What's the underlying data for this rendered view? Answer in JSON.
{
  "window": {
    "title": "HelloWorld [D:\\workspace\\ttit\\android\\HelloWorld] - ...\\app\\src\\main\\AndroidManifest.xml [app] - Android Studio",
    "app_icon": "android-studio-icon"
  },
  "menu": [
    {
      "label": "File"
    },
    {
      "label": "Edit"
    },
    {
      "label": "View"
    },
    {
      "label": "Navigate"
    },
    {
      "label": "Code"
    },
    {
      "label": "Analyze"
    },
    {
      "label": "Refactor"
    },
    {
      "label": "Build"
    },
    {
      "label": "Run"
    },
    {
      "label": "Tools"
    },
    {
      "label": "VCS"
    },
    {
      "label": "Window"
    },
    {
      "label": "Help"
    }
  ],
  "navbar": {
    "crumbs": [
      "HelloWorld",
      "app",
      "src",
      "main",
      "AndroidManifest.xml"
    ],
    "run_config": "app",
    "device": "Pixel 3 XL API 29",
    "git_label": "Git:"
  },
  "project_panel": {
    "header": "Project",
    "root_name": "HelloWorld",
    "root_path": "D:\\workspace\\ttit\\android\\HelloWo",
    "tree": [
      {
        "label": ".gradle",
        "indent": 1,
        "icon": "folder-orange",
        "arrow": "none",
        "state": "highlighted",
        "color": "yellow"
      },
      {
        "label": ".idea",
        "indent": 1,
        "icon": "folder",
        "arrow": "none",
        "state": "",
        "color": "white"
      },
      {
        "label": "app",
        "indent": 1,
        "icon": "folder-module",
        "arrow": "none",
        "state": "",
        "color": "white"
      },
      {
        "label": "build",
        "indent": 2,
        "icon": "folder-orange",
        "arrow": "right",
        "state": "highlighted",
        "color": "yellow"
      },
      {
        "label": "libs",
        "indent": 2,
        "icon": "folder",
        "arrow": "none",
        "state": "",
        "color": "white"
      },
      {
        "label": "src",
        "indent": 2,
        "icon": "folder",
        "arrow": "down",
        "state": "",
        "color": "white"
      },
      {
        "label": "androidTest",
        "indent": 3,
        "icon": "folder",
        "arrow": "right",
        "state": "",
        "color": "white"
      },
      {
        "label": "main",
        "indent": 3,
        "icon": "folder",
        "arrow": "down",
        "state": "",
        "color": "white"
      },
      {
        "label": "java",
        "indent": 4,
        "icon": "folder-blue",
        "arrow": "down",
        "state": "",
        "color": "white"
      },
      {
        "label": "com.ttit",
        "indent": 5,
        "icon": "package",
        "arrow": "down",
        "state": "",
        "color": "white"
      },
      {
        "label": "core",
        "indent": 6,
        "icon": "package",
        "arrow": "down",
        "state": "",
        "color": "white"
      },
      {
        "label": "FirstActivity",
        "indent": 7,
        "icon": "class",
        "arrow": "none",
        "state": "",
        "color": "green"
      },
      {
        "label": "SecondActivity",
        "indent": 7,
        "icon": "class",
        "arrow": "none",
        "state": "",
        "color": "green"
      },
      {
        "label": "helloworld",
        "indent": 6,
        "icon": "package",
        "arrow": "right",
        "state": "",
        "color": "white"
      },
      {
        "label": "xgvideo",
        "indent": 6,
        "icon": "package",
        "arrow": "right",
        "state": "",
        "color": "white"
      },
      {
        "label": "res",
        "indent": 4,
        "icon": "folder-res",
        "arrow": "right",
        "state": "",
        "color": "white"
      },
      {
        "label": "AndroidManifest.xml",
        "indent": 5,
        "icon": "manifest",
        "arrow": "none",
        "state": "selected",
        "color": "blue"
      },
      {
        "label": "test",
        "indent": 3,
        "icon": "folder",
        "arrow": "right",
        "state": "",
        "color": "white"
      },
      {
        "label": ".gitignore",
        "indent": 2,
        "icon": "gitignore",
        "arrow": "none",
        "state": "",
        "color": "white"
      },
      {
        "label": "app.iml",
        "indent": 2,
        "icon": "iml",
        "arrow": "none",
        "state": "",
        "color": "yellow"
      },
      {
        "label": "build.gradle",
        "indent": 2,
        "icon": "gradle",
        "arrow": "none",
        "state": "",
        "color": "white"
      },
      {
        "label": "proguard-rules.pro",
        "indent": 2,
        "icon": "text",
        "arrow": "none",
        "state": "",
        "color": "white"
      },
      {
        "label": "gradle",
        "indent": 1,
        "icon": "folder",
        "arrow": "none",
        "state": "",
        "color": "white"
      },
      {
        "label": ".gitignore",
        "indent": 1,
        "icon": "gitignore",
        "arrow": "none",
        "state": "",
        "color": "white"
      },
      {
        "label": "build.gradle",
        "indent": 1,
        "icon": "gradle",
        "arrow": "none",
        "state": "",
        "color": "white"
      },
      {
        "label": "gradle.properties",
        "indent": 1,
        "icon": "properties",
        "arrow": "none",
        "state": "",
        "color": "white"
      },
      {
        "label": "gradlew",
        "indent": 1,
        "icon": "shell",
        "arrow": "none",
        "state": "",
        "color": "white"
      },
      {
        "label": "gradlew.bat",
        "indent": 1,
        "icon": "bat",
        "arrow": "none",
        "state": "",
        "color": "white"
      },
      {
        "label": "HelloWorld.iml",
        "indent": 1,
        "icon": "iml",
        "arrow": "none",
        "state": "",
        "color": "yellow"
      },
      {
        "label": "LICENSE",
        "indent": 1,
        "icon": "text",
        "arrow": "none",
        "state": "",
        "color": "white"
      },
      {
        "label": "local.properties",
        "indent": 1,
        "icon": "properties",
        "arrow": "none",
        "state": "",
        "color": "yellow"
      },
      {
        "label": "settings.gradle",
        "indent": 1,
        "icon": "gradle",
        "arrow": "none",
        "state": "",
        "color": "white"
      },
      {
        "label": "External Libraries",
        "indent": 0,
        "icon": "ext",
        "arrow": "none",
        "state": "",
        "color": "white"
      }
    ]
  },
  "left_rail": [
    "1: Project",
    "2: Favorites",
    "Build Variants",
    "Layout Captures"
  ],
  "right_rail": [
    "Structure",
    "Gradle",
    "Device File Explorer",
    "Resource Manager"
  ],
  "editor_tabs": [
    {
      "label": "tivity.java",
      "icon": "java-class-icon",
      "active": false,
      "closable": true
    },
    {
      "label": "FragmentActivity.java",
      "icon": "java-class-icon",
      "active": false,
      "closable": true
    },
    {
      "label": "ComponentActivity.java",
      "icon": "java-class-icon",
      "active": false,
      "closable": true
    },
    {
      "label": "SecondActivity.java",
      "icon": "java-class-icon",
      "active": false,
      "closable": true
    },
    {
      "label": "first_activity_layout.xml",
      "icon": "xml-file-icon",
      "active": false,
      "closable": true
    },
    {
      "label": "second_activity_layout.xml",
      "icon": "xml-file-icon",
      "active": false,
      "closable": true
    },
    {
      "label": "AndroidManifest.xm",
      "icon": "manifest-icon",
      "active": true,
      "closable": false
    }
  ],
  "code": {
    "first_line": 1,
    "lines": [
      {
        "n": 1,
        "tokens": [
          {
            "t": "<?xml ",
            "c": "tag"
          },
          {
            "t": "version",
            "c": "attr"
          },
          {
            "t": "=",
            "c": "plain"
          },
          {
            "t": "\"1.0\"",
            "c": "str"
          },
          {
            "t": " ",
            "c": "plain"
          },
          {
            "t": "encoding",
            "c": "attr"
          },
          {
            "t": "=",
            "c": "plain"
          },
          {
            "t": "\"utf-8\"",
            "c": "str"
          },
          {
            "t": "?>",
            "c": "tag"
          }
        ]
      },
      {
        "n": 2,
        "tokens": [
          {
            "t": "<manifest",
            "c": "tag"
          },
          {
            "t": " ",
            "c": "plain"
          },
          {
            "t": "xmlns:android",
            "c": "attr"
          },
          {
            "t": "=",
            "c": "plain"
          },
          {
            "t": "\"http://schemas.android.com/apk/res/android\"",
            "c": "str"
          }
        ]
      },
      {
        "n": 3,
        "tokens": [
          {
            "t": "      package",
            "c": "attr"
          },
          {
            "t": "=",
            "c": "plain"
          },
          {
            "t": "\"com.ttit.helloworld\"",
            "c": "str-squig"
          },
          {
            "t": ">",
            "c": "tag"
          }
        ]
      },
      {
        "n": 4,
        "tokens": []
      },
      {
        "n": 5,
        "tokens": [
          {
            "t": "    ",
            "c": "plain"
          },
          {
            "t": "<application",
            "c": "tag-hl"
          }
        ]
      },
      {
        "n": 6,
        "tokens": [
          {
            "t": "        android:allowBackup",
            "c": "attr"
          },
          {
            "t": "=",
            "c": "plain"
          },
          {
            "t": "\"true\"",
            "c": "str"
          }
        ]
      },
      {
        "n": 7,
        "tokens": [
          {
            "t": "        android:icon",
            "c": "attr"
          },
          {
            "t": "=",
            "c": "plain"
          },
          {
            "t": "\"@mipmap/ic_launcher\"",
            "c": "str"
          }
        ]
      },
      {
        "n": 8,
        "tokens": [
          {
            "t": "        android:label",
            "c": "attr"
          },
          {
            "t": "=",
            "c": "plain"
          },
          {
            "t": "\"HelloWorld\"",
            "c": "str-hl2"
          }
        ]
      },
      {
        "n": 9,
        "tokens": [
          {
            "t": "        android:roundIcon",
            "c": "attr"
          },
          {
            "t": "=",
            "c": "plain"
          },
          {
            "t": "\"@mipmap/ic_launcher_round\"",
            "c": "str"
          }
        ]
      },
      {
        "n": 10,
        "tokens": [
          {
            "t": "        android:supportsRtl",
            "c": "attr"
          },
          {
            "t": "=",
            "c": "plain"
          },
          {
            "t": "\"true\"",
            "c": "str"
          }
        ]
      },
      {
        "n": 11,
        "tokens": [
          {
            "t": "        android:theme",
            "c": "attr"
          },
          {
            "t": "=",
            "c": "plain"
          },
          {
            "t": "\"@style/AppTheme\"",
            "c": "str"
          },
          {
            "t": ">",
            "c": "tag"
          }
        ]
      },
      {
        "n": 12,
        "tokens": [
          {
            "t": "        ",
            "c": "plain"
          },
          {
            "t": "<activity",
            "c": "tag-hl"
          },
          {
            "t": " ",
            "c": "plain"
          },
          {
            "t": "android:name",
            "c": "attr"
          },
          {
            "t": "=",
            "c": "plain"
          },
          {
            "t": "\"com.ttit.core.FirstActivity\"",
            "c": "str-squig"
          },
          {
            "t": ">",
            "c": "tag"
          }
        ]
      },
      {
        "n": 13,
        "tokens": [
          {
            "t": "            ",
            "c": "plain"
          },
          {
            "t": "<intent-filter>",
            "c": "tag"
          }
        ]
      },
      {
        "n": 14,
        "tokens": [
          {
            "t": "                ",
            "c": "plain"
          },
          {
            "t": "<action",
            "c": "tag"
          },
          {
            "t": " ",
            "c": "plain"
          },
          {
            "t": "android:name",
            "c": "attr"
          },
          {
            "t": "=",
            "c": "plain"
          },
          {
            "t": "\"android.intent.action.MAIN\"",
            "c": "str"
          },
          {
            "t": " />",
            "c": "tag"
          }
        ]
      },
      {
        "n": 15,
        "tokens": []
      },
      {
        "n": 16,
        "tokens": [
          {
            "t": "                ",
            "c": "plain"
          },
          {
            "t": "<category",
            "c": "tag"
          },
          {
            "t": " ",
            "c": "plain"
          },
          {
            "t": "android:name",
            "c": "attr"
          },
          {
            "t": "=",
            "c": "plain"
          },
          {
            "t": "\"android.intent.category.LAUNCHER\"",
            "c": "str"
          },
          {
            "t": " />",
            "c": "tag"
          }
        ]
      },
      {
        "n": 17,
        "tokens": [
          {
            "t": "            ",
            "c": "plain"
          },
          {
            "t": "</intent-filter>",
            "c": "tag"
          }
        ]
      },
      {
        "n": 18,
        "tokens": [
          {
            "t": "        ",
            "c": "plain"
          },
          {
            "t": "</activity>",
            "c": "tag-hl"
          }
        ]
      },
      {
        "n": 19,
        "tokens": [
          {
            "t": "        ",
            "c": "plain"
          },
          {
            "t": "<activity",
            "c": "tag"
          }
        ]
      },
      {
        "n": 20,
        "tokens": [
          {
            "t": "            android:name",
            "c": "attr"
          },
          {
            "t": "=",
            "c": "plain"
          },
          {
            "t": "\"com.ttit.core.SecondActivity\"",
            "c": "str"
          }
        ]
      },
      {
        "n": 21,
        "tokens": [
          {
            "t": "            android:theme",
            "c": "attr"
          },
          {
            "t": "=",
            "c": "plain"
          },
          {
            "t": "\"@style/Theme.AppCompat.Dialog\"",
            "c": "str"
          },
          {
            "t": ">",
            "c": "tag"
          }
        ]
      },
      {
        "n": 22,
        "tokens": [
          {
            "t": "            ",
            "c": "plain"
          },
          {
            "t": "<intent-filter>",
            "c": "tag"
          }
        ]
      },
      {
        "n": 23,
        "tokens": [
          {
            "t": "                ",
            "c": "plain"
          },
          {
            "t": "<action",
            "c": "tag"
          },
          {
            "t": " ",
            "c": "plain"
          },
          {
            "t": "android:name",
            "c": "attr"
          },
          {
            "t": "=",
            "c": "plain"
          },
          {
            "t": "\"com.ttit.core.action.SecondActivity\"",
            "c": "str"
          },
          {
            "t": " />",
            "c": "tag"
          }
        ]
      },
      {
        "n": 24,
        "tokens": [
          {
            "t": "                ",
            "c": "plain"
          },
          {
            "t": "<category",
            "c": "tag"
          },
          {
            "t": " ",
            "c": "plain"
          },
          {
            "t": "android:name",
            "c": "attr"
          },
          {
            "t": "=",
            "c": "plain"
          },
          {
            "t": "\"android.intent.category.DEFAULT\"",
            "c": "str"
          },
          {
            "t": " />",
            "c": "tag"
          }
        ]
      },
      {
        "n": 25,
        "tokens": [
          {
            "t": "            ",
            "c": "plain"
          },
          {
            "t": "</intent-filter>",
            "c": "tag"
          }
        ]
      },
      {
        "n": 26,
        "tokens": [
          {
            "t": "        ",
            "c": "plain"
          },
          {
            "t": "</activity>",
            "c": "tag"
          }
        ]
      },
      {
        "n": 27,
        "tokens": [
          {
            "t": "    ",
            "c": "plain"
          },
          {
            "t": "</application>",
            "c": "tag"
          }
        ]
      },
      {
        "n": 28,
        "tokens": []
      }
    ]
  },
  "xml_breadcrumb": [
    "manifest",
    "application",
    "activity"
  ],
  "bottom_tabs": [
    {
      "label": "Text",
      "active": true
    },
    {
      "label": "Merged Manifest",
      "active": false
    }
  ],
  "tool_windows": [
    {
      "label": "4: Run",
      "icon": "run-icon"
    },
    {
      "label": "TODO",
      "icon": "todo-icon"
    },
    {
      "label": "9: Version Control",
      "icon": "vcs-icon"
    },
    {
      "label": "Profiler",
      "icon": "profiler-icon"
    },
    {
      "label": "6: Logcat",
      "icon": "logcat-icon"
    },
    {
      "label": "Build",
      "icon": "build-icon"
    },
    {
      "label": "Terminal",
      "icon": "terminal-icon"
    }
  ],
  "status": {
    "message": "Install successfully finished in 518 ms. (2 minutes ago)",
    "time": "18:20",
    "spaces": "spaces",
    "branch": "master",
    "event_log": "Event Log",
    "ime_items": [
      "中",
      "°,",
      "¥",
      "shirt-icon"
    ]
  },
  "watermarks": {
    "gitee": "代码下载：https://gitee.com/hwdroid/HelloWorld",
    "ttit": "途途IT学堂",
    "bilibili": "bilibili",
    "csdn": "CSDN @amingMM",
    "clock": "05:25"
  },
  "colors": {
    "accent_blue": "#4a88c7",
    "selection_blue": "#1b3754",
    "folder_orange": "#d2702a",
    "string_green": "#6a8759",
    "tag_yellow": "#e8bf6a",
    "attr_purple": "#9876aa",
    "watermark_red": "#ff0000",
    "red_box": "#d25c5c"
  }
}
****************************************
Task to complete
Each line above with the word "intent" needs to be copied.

Reply
            "t": "<intent-filter>",
            "t": "\"android.intent.action.MAIN\"",
            "t": "\"android.intent.category.LAUNCHER\"",
            "t": "</intent-filter>",
            "t": "<intent-filter>",
            "t": "\"android.intent.category.DEFAULT\"",
            "t": "</intent-filter>",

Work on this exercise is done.